Based on Article 6 of the Multilateral Convention, several countries have signed the CRS MCAA, where they declare to comply with the Multilateral Convention. The CRS MCAA builds the link on which the automatic exchange of information can take place. The document (which you can read here) provides a wide range of definitions and modalities of the exchange to make sure the appropriate flow of information. It also leads to cost and resources savings, as bilateral negotiations with every single jurisdiction in scope would be time consuming. However, as the CRS MCAA is more a “framework agreement”, domestic legislation has to be in place and further the requirements on confidentiality and data protection have to be met.
Signing the CRS MCAA does not necessarily mean that every jurisdiction will exchange information with all other signatories. Further, jurisdictions have to take the decision whether they will exchange information on a reciprocal or a non-reciprocal basis. Each jurisdiction has control over the relationships it will enter into. A bilateral relationship will only be in place if both jurisdictions have the convention in effect, filed relevant notifications and have listed each other.
For some jurisdictions, it is not desired to have a reciprocal agreement, for example, as they do not impose income tax on its residents. Jurisdictions like the Bahamas or UAE has chosen to sign non-reciprocal CRS MCAA.
Some CRS exchanges will also take place based on the relevant EU Directive 2014/107/EU on administrative cooperation (“DAC2”). The DAC2 is an amendment of the Directive 2011/16/EU (“DAC”) and expands the scope of automatic exchange of tax information. This EU Directive is for the exchange between EU member states (for example between Bulgaria and Belgium).
CRS EU Agreements
The EU has entered into agreements with Andorra, Liechtenstein, Monaco, San Marino and Switzerland regarding the automatic exchange of information through an agreement between the European Community and the respective countries providing for measures equivalent to those laid down in Council Directive 2003/48/EC on taxation of savings income in the form of interest payments – or more commonly referred to as the CRS EU Agreement.
Alternatively, jurisdictions may rely on a bilateral agreement. These kind of agreements are exclusive between two jurisdictions in the same manner as bilateral double tax treaties (see also the UK CDOT Agreement for example between the United Kingdom and Jersey).
KENDRIS CRS & FATCA Mobile Compliance App
What is the benefit for you of having the CRS FATCA app?

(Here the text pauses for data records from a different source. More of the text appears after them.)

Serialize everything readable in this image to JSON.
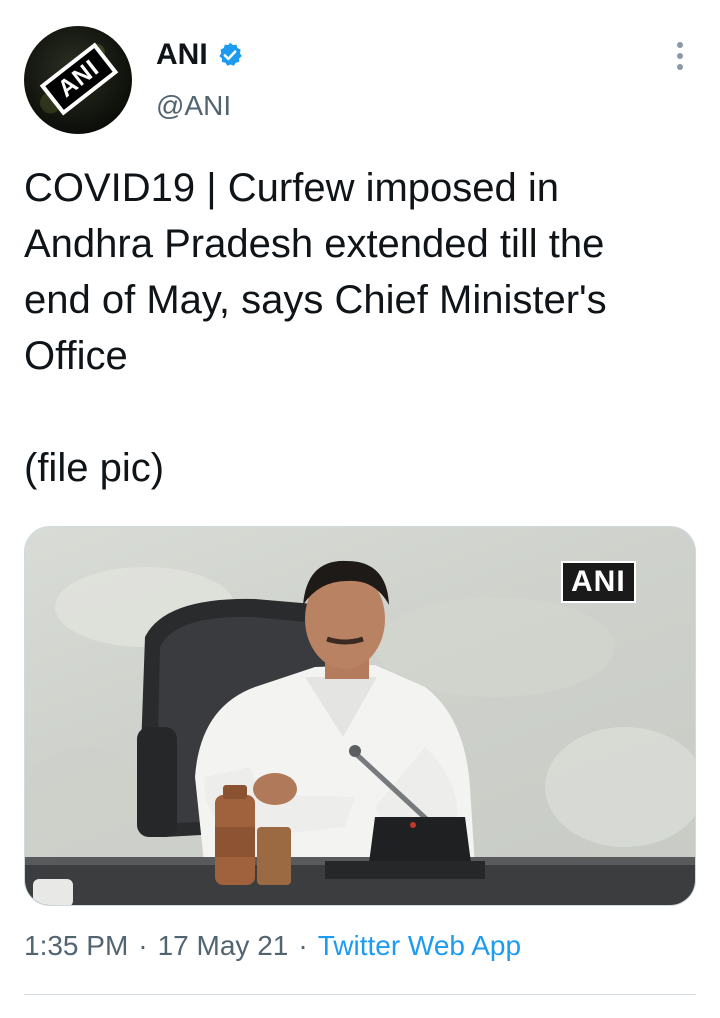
{
  "author": {
    "name": "ANI",
    "handle": "@ANI",
    "avatar_text": "ANI",
    "verified": true,
    "verified_icon": "verified-badge-icon"
  },
  "tweet": {
    "text": "COVID19 | Curfew imposed in\nAndhra Pradesh extended till the\nend of May, says Chief Minister's\nOffice\n\n(file pic)",
    "media": {
      "watermark": "ANI"
    }
  },
  "meta": {
    "time": "1:35 PM",
    "separator": "·",
    "date": "17 May 21",
    "source": "Twitter Web App"
  },
  "colors": {
    "accent": "#1d9bf0",
    "secondary_text": "#536471",
    "primary_text": "#0f1419"
  },
  "icons": {
    "more": "more-vertical-icon"
  }
}
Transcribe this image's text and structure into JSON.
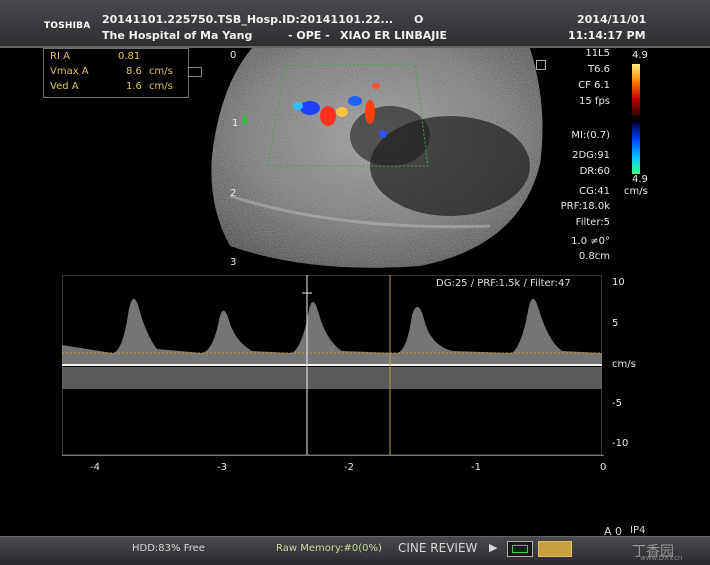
{
  "header": {
    "brand": "TOSHIBA",
    "study_id": "20141101.225750.TSB_Hosp.ID:20141101.22...",
    "marker": "O",
    "date": "2014/11/01",
    "hospital": "The Hospital of Ma Yang",
    "department": "- OPE -",
    "patient": "XIAO ER LINBAJIE",
    "time": "11:14:17 PM"
  },
  "measurements": [
    {
      "label": "RI  A",
      "value": "0.81",
      "unit": ""
    },
    {
      "label": "Vmax  A",
      "value": "8.6",
      "unit": "cm/s"
    },
    {
      "label": "Ved  A",
      "value": "1.6",
      "unit": "cm/s"
    }
  ],
  "params_top": [
    "11L5",
    "T6.6",
    "CF 6.1",
    "15 fps"
  ],
  "params_mid": [
    "MI:(0.7)",
    "2DG:91",
    "DR:60",
    "CG:41",
    "PRF:18.0k",
    "Filter:5",
    "1.0  ≠0°",
    "0.8cm"
  ],
  "color_scale": {
    "top": "4.9",
    "bottom": "4.9",
    "unit": "cm/s"
  },
  "depth_marks": [
    "0",
    "1",
    "2",
    "3"
  ],
  "doppler": {
    "settings": "DG:25 /   PRF:1.5k   / Filter:47",
    "v_ticks": [
      "10",
      "5",
      "cm/s",
      "-5",
      "-10"
    ],
    "t_ticks": [
      "-4",
      "-3",
      "-2",
      "-1",
      "0"
    ]
  },
  "footer": {
    "hdd": "HDD:83% Free",
    "raw_memory": "Raw Memory:#0(0%)",
    "cine_review": "CINE REVIEW",
    "play_icon": "play-icon",
    "a_label": "A 0",
    "ip_label": "IP4",
    "watermark": "丁香园",
    "watermark_url": "www.DXY.cn"
  }
}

- You have all participating jurisdictions in one app
- Use the search function to quickly find the jurisdiction you want to check
- See the respective agreements the jurisdiction has entered into
- Be informed about relevant deadlines
- Access the text of the relevant agreement
- Monthly updates including relevant information
If you have any questions, then check out our CRS & FATCA reporting services and our CRS reporting guide, or reach out to our CRS & FATCA experts, we're always happy to help with any questions you may have.